[GOAL OF THE EXERCISE]
Count lines, not occurrences: report how many lines in the records hold the string "handle", and nothing else.

[PROVIDED INFORMATION]

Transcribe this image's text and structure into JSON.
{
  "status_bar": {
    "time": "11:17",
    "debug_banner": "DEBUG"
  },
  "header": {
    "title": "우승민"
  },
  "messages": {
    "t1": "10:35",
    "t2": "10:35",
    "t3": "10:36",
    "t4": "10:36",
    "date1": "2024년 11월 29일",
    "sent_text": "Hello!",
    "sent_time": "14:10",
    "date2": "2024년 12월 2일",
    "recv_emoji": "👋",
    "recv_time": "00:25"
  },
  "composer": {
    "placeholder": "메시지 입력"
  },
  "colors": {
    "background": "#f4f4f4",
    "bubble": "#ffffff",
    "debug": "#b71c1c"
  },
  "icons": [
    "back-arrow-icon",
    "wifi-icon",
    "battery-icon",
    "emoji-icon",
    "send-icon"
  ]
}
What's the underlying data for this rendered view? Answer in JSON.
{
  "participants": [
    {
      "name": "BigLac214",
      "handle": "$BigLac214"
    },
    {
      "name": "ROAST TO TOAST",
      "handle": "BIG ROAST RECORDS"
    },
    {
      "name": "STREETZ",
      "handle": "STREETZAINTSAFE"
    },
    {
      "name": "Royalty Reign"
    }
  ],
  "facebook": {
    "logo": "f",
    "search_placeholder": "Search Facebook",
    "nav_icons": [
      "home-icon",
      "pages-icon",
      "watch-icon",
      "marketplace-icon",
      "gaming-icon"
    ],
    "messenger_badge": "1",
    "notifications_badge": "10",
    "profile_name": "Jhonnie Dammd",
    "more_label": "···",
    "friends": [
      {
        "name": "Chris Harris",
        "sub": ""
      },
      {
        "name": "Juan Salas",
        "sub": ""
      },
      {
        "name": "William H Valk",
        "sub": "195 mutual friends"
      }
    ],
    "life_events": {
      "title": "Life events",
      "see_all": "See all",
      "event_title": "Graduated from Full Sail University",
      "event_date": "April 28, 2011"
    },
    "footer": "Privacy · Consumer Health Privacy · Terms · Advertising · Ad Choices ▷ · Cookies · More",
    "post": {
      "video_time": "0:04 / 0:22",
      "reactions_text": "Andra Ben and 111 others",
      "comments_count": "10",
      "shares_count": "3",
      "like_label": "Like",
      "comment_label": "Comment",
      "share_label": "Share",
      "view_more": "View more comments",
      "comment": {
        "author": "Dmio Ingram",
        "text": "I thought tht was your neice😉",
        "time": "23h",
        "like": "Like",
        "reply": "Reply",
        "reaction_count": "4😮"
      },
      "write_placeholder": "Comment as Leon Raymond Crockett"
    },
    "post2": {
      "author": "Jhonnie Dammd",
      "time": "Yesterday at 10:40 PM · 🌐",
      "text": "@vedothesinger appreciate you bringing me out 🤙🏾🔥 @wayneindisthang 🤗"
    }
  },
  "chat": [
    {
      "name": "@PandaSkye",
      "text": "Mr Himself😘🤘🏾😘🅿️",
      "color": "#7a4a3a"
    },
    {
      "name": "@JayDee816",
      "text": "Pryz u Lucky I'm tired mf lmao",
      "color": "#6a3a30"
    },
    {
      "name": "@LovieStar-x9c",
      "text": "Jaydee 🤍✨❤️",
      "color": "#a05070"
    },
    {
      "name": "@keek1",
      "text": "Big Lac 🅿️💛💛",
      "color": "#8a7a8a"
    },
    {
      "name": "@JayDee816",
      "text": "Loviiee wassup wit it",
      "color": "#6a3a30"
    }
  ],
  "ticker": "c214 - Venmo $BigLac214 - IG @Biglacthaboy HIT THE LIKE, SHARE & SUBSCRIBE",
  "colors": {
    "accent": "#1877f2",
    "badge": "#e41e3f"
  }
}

[REPLY]
3